The Environmental Protection Agency (EPA) mandated that diesel engines cut their emissions of nitrogen oxides (NOx) in 2010. Diesel Exhaust Fluid, an additive, is used to achieve this reduction (DEF).
This fluid helps to reduce NOx emissions and pollution in the air. As a result, it aids heavy machinery and trucks in adhering to federal pollution standards. Heavy-duty diesel trucks and equipment have featured a diesel tank and a separate diesel exhaust fluid tank since 2010.
Is it possible to pee in your DEF tank?
Please do not urinate in your DEF tank; it will destroy the SCR system, which will cost thousands of dollars to fix. We specialize in offering the highest quality Diesel Exhaust Fluid at Transliquid Technologies.
Is there DEF in a 2011 Duramax?
* The 2011 Duramax features urea injection, also known as diesel exhaust fluid by GM (DEF). When the DEF needs to be refilled, bells and flashing lights will sound. When the tank runs out, the truck enters limp mode.
Is it possible to run a diesel engine without DEF?
Vehicle makers must implement procedures to ensure that vehicles cannot run without Diesel Exhaust Fluid, according to the US Environmental Protection Agency (DEF). The driver of a vehicle receives a succession of alerts on their dashboard displays before the DEF tank runs out (much the same way as if they were running low on diesel). In general, an amber warning bulb will illuminate when the DEF tank level drops below 10%, flashing at 5%, and solid amber warning light will illuminate when the DEF tank level dips below 2.5 percent.
The engine’s power is lowered, a solid red warning is displayed, and the vehicle’s speed is limited to 5 mph until the DEF tank is refilled if the truck is allowed to run out of DEF.
Is DEF used by Ram diesel?
RAM IS THE ONLY HEAVY DUTY DIESEL PICKUP ON THE MARKET THAT DOESN’T REQUIRE DIESEL EXHAUST FLUID (DEF) TO WORK, SAVING CONSUMERS TIME AND MONEY.
What is the Duramax’s finest year?

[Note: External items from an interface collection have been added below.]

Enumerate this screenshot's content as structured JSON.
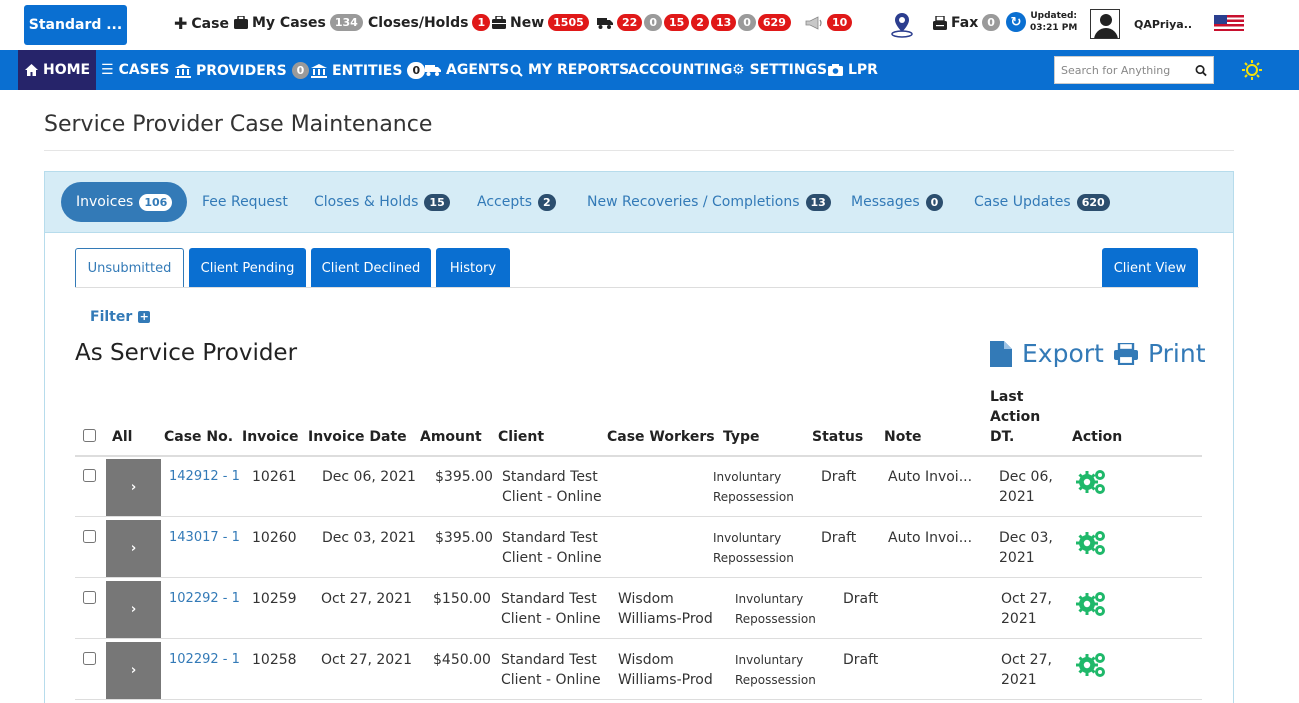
{
  "topbar": {
    "brand": "Standard ...",
    "new_case": "Case",
    "my_cases": {
      "label": "My Cases",
      "count": "134"
    },
    "closes_holds": {
      "label": "Closes/Holds",
      "count": "1"
    },
    "new": {
      "label": "New",
      "count": "1505"
    },
    "truck_counts": [
      "22",
      "0",
      "15",
      "2",
      "13",
      "0",
      "629"
    ],
    "announce_count": "10",
    "fax": {
      "label": "Fax",
      "count": "0"
    },
    "updated": {
      "label": "Updated:",
      "time": "03:21 PM"
    },
    "username": "QAPriya.."
  },
  "nav": {
    "home": "HOME",
    "cases": "CASES",
    "providers": {
      "label": "PROVIDERS",
      "count": "0"
    },
    "entities": {
      "label": "ENTITIES",
      "count": "0"
    },
    "agents": "AGENTS",
    "my_reports": "MY REPORTS",
    "accounting": "ACCOUNTING",
    "settings": "SETTINGS",
    "lpr": "LPR",
    "search_placeholder": "Search for Anything"
  },
  "page_title": "Service Provider Case Maintenance",
  "panel_tabs": [
    {
      "label": "Invoices",
      "count": "106"
    },
    {
      "label": "Fee Request",
      "count": ""
    },
    {
      "label": "Closes & Holds",
      "count": "15"
    },
    {
      "label": "Accepts",
      "count": "2"
    },
    {
      "label": "New Recoveries / Completions",
      "count": "13"
    },
    {
      "label": "Messages",
      "count": "0"
    },
    {
      "label": "Case Updates",
      "count": "620"
    }
  ],
  "sub_tabs": {
    "unsubmitted": "Unsubmitted",
    "client_pending": "Client Pending",
    "client_declined": "Client Declined",
    "history": "History",
    "client_view": "Client View"
  },
  "filter_label": "Filter",
  "section_heading": "As Service Provider",
  "export_label": "Export",
  "print_label": "Print",
  "table": {
    "headers": {
      "all": "All",
      "case_no": "Case No.",
      "invoice": "Invoice",
      "invoice_date": "Invoice Date",
      "amount": "Amount",
      "client": "Client",
      "case_workers": "Case Workers",
      "type": "Type",
      "status": "Status",
      "note": "Note",
      "last_action_1": "Last",
      "last_action_2": "Action",
      "last_action_3": "DT.",
      "action": "Action"
    },
    "rows": [
      {
        "expander": "›",
        "case_no": "142912 - 1",
        "invoice": "10261",
        "date": "Dec 06, 2021",
        "amount": "$395.00",
        "client_1": "Standard Test",
        "client_2": "Client - Online",
        "worker_1": "",
        "worker_2": "",
        "type_1": "Involuntary",
        "type_2": "Repossession",
        "status": "Draft",
        "note": "Auto Invoi...",
        "last_1": "Dec 06,",
        "last_2": "2021"
      },
      {
        "expander": "›",
        "case_no": "143017 - 1",
        "invoice": "10260",
        "date": "Dec 03, 2021",
        "amount": "$395.00",
        "client_1": "Standard Test",
        "client_2": "Client - Online",
        "worker_1": "",
        "worker_2": "",
        "type_1": "Involuntary",
        "type_2": "Repossession",
        "status": "Draft",
        "note": "Auto Invoi...",
        "last_1": "Dec 03,",
        "last_2": "2021"
      },
      {
        "expander": "›",
        "case_no": "102292 - 1",
        "invoice": "10259",
        "date": "Oct 27, 2021",
        "amount": "$150.00",
        "client_1": "Standard Test",
        "client_2": "Client - Online",
        "worker_1": "Wisdom",
        "worker_2": "Williams-Prod",
        "type_1": "Involuntary",
        "type_2": "Repossession",
        "status": "Draft",
        "note": "",
        "last_1": "Oct 27,",
        "last_2": "2021"
      },
      {
        "expander": "›",
        "case_no": "102292 - 1",
        "invoice": "10258",
        "date": "Oct 27, 2021",
        "amount": "$450.00",
        "client_1": "Standard Test",
        "client_2": "Client - Online",
        "worker_1": "Wisdom",
        "worker_2": "Williams-Prod",
        "type_1": "Involuntary",
        "type_2": "Repossession",
        "status": "Draft",
        "note": "",
        "last_1": "Oct 27,",
        "last_2": "2021"
      }
    ]
  },
  "colors": {
    "primary": "#0a6fd1",
    "nav_home_bg": "#26246a",
    "badge_red": "#e01818",
    "badge_gray": "#9a9a9a",
    "link": "#337ab7",
    "gear_green": "#1fb86a"
  }
}
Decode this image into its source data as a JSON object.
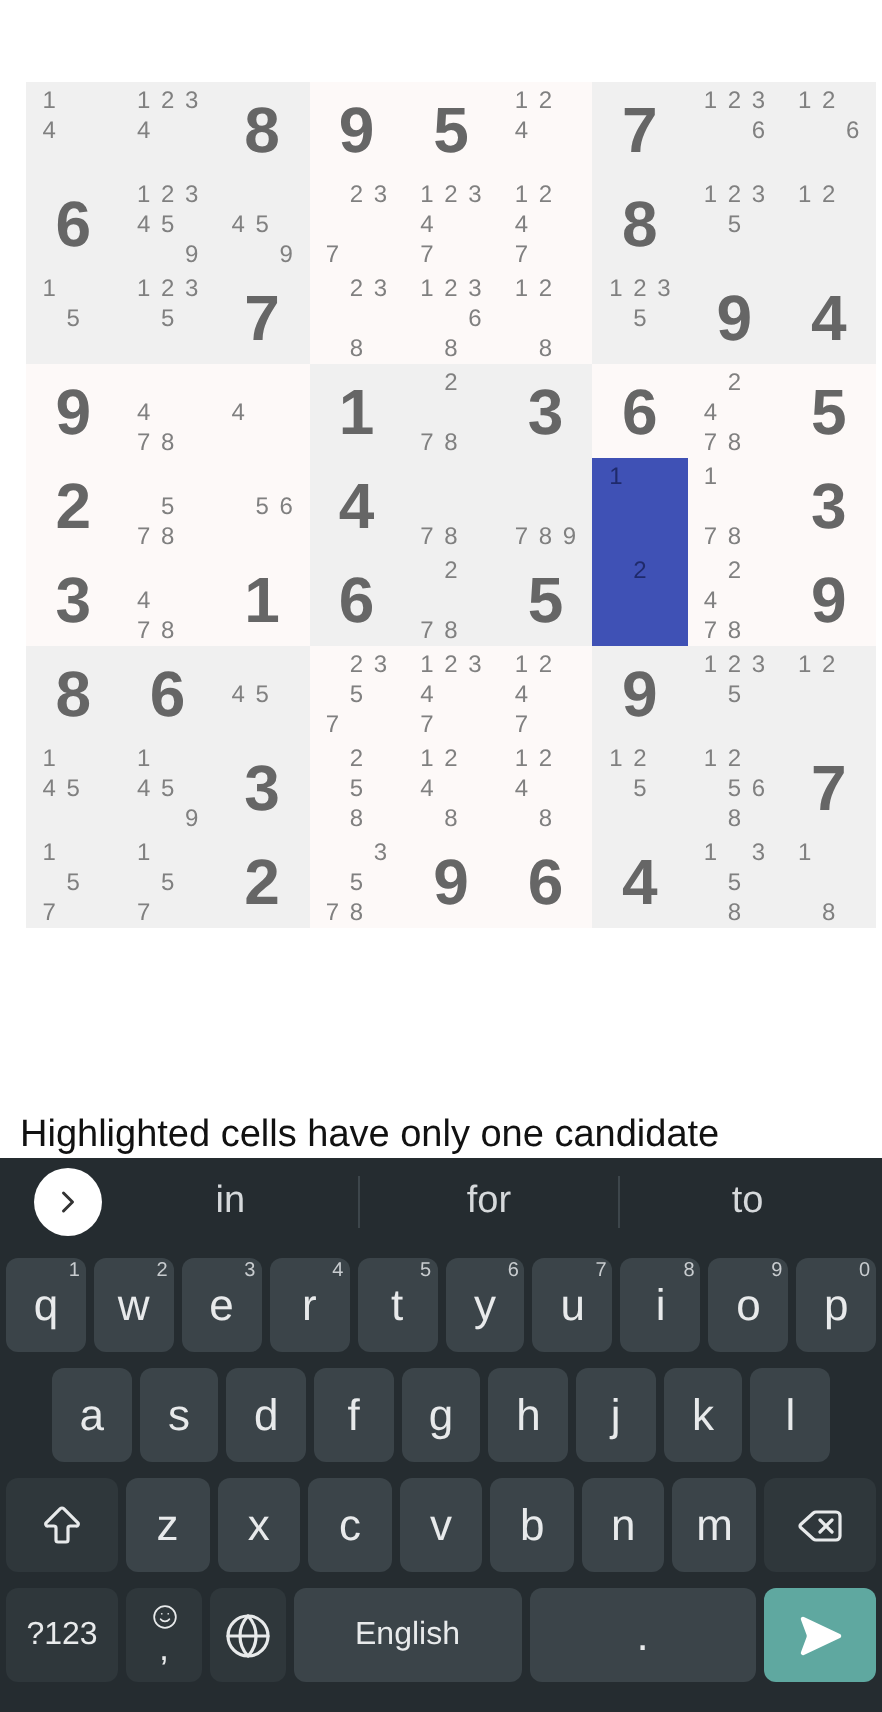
{
  "grid": {
    "rows": [
      [
        {
          "candidates": [
            "1",
            "4"
          ],
          "highlighted": false
        },
        {
          "candidates": [
            "1",
            "2",
            "3",
            "4"
          ],
          "highlighted": false
        },
        {
          "value": "8",
          "highlighted": false
        },
        {
          "value": "9",
          "highlighted": false
        },
        {
          "value": "5",
          "highlighted": false
        },
        {
          "candidates": [
            "1",
            "2",
            "4"
          ],
          "highlighted": false
        },
        {
          "value": "7",
          "highlighted": false
        },
        {
          "candidates": [
            "1",
            "2",
            "3",
            "6"
          ],
          "highlighted": false
        },
        {
          "candidates": [
            "1",
            "2",
            "6"
          ],
          "highlighted": false
        }
      ],
      [
        {
          "value": "6",
          "highlighted": false
        },
        {
          "candidates": [
            "1",
            "2",
            "3",
            "4",
            "5",
            "9"
          ],
          "highlighted": false
        },
        {
          "candidates": [
            "4",
            "5",
            "9"
          ],
          "highlighted": false
        },
        {
          "candidates": [
            "2",
            "3",
            "7"
          ],
          "highlighted": false
        },
        {
          "candidates": [
            "1",
            "2",
            "3",
            "4",
            "7"
          ],
          "highlighted": false
        },
        {
          "candidates": [
            "1",
            "2",
            "4",
            "7"
          ],
          "highlighted": false
        },
        {
          "value": "8",
          "highlighted": false
        },
        {
          "candidates": [
            "1",
            "2",
            "3",
            "5"
          ],
          "highlighted": false
        },
        {
          "candidates": [
            "1",
            "2"
          ],
          "highlighted": false
        }
      ],
      [
        {
          "candidates": [
            "1",
            "5"
          ],
          "highlighted": false
        },
        {
          "candidates": [
            "1",
            "2",
            "3",
            "5"
          ],
          "highlighted": false
        },
        {
          "value": "7",
          "highlighted": false
        },
        {
          "candidates": [
            "2",
            "3",
            "8"
          ],
          "highlighted": false
        },
        {
          "candidates": [
            "1",
            "2",
            "3",
            "6",
            "8"
          ],
          "highlighted": false
        },
        {
          "candidates": [
            "1",
            "2",
            "8"
          ],
          "highlighted": false
        },
        {
          "candidates": [
            "1",
            "2",
            "3",
            "5"
          ],
          "highlighted": false
        },
        {
          "value": "9",
          "highlighted": false
        },
        {
          "value": "4",
          "highlighted": false
        }
      ],
      [
        {
          "value": "9",
          "highlighted": false
        },
        {
          "candidates": [
            "4",
            "7",
            "8"
          ],
          "highlighted": false
        },
        {
          "candidates": [
            "4"
          ],
          "highlighted": false
        },
        {
          "value": "1",
          "highlighted": false
        },
        {
          "candidates": [
            "2",
            "7",
            "8"
          ],
          "highlighted": false
        },
        {
          "value": "3",
          "highlighted": false
        },
        {
          "value": "6",
          "highlighted": false
        },
        {
          "candidates": [
            "2",
            "4",
            "7",
            "8"
          ],
          "highlighted": false
        },
        {
          "value": "5",
          "highlighted": false
        }
      ],
      [
        {
          "value": "2",
          "highlighted": false
        },
        {
          "candidates": [
            "5",
            "7",
            "8"
          ],
          "highlighted": false
        },
        {
          "candidates": [
            "5",
            "6"
          ],
          "highlighted": false
        },
        {
          "value": "4",
          "highlighted": false
        },
        {
          "candidates": [
            "7",
            "8"
          ],
          "highlighted": false
        },
        {
          "candidates": [
            "7",
            "8",
            "9"
          ],
          "highlighted": false
        },
        {
          "candidates": [
            "1"
          ],
          "highlighted": true
        },
        {
          "candidates": [
            "1",
            "7",
            "8"
          ],
          "highlighted": false
        },
        {
          "value": "3",
          "highlighted": false
        }
      ],
      [
        {
          "value": "3",
          "highlighted": false
        },
        {
          "candidates": [
            "4",
            "7",
            "8"
          ],
          "highlighted": false
        },
        {
          "value": "1",
          "highlighted": false
        },
        {
          "value": "6",
          "highlighted": false
        },
        {
          "candidates": [
            "2",
            "7",
            "8"
          ],
          "highlighted": false
        },
        {
          "value": "5",
          "highlighted": false
        },
        {
          "candidates": [
            "2"
          ],
          "highlighted": true
        },
        {
          "candidates": [
            "2",
            "4",
            "7",
            "8"
          ],
          "highlighted": false
        },
        {
          "value": "9",
          "highlighted": false
        }
      ],
      [
        {
          "value": "8",
          "highlighted": false
        },
        {
          "value": "6",
          "highlighted": false
        },
        {
          "candidates": [
            "4",
            "5"
          ],
          "highlighted": false
        },
        {
          "candidates": [
            "2",
            "3",
            "5",
            "7"
          ],
          "highlighted": false
        },
        {
          "candidates": [
            "1",
            "2",
            "3",
            "4",
            "7"
          ],
          "highlighted": false
        },
        {
          "candidates": [
            "1",
            "2",
            "4",
            "7"
          ],
          "highlighted": false
        },
        {
          "value": "9",
          "highlighted": false
        },
        {
          "candidates": [
            "1",
            "2",
            "3",
            "5"
          ],
          "highlighted": false
        },
        {
          "candidates": [
            "1",
            "2"
          ],
          "highlighted": false
        }
      ],
      [
        {
          "candidates": [
            "1",
            "4",
            "5"
          ],
          "highlighted": false
        },
        {
          "candidates": [
            "1",
            "4",
            "5",
            "9"
          ],
          "highlighted": false
        },
        {
          "value": "3",
          "highlighted": false
        },
        {
          "candidates": [
            "2",
            "5",
            "8"
          ],
          "highlighted": false
        },
        {
          "candidates": [
            "1",
            "2",
            "4",
            "8"
          ],
          "highlighted": false
        },
        {
          "candidates": [
            "1",
            "2",
            "4",
            "8"
          ],
          "highlighted": false
        },
        {
          "candidates": [
            "1",
            "2",
            "5"
          ],
          "highlighted": false
        },
        {
          "candidates": [
            "1",
            "2",
            "5",
            "6",
            "8"
          ],
          "highlighted": false
        },
        {
          "value": "7",
          "highlighted": false
        }
      ],
      [
        {
          "candidates": [
            "1",
            "5",
            "7"
          ],
          "highlighted": false
        },
        {
          "candidates": [
            "1",
            "5",
            "7"
          ],
          "highlighted": false
        },
        {
          "value": "2",
          "highlighted": false
        },
        {
          "candidates": [
            "3",
            "5",
            "7",
            "8"
          ],
          "highlighted": false
        },
        {
          "value": "9",
          "highlighted": false
        },
        {
          "value": "6",
          "highlighted": false
        },
        {
          "value": "4",
          "highlighted": false
        },
        {
          "candidates": [
            "1",
            "3",
            "5",
            "8"
          ],
          "highlighted": false
        },
        {
          "candidates": [
            "1",
            "8"
          ],
          "highlighted": false
        }
      ]
    ]
  },
  "message": "Highlighted cells have only one candidate",
  "keyboard": {
    "suggestions": [
      "in",
      "for",
      "to"
    ],
    "rows": [
      [
        {
          "kind": "letter",
          "label": "q",
          "hint": "1"
        },
        {
          "kind": "letter",
          "label": "w",
          "hint": "2"
        },
        {
          "kind": "letter",
          "label": "e",
          "hint": "3"
        },
        {
          "kind": "letter",
          "label": "r",
          "hint": "4"
        },
        {
          "kind": "letter",
          "label": "t",
          "hint": "5"
        },
        {
          "kind": "letter",
          "label": "y",
          "hint": "6"
        },
        {
          "kind": "letter",
          "label": "u",
          "hint": "7"
        },
        {
          "kind": "letter",
          "label": "i",
          "hint": "8"
        },
        {
          "kind": "letter",
          "label": "o",
          "hint": "9"
        },
        {
          "kind": "letter",
          "label": "p",
          "hint": "0"
        }
      ],
      [
        {
          "kind": "letter",
          "label": "a"
        },
        {
          "kind": "letter",
          "label": "s"
        },
        {
          "kind": "letter",
          "label": "d"
        },
        {
          "kind": "letter",
          "label": "f"
        },
        {
          "kind": "letter",
          "label": "g"
        },
        {
          "kind": "letter",
          "label": "h"
        },
        {
          "kind": "letter",
          "label": "j"
        },
        {
          "kind": "letter",
          "label": "k"
        },
        {
          "kind": "letter",
          "label": "l"
        }
      ],
      [
        {
          "kind": "shift"
        },
        {
          "kind": "letter",
          "label": "z"
        },
        {
          "kind": "letter",
          "label": "x"
        },
        {
          "kind": "letter",
          "label": "c"
        },
        {
          "kind": "letter",
          "label": "v"
        },
        {
          "kind": "letter",
          "label": "b"
        },
        {
          "kind": "letter",
          "label": "n"
        },
        {
          "kind": "letter",
          "label": "m"
        },
        {
          "kind": "backspace"
        }
      ],
      [
        {
          "kind": "symbols",
          "label": "?123"
        },
        {
          "kind": "emoji",
          "label": ","
        },
        {
          "kind": "globe"
        },
        {
          "kind": "space",
          "label": "English"
        },
        {
          "kind": "letter",
          "label": "."
        },
        {
          "kind": "enter"
        }
      ]
    ]
  }
}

The ’06-’07 Classic body type Duramax trucks are perhaps the most wanted of all Duramax variants. The LBZ Duramax has a lot going for it, with possibly the best plug-and-play horsepower potential (on top of 360 horsepower straight out of the box), the last of the (essentially*) emissions-free engines, and a stronger, six-speed Allison to back them up. These trucks are still quite reliable and have the ride-friendly IFS, as well as the quiet and proven Bosch common-rail injection system. However, most models come with a significant price tag as a result of all of the aforementioned. Expect to pay around $20,000 (or more) for a low-mileage, excellent-condition variant unless you locate a bargain.
* On 2006-2007 trucks (as well as the ‘04.5-‘05.5 LLY), exhaust gas recirculation (EGR) was employed, but the diesel particulate filter and diesel oxidation catalyst were not yet available.
- For a long time, an Allison automatic won’t be able to manage more than 120 horsepower.
- When off-roading, drag racing, or sled pulling in a 4×4 vehicle, flexing tie rods are a worry.
- There is no factory lift pump.
- These trucks are pushed around by heavy trailers more than Ford or Dodge models.
- Northern regions corrode at a faster rate on rocker panels and cab corners (salt, humidity)
- At greater horsepower levels, cracked piston concerns become apparent.